666 Father,' replied the convict, this is the very
man, the very Chaubert of whom I was speaking ; he was the best of friends to me, and I repaid his kindness with the blackest treachery; I seduced the woman of his affections from him, I married her, and because we dreaded his resentment, we conspired in an attempt upon his life by poison.'He now turned to me and proceeded as follows:6 You may remember, Chaubert, as we were sup. ping together on the very evening of Louisa's elopement, she handed to you a glass of wine to drink to your approaching nuptials; as you were lifting it to your lips, your favourite spaniel leaped upon your arm and dashed it on the floor ; in a sudden transport of passion, which you were ad. dicted to, you struck the creature with violence and laid it dead at your feet. It was the saving moment of your life the wine was poisoned, inevitable death was in the draught, and the animal you kill. ed was God's instrument for preserving you ; reflect upon the event, subdue your passions, and practise resignation : Father, I have no more to confess! I die repentant : Let the executioner do his office."
Here ends the diary of Chaubert.
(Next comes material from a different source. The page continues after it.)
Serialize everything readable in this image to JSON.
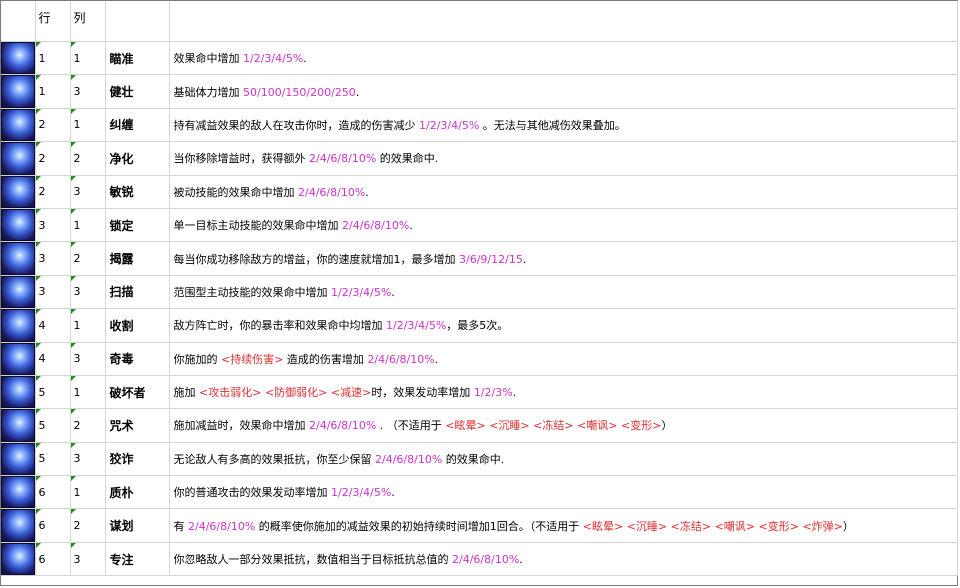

I do not mean to expose my ideas to ingenious ridicule by maintaining that every thing happens to every man for the best, but I will contend, that he, who makes the best of it, fulfills the part of a wise and good man: Another thing may be safely ad. vanced, namely, that man is not competent to decide upon the good or evil of many events, which befal him in this life, and we have authority to say, Woe be to him that calls good evil, and evil good ! I could wish that the story of Chaubert, as I have given it, might make that impression upon any one of my readers, as it did upon me, when I received it : and I could also wish, that I felt myself worthy to add to it the experience of many occurre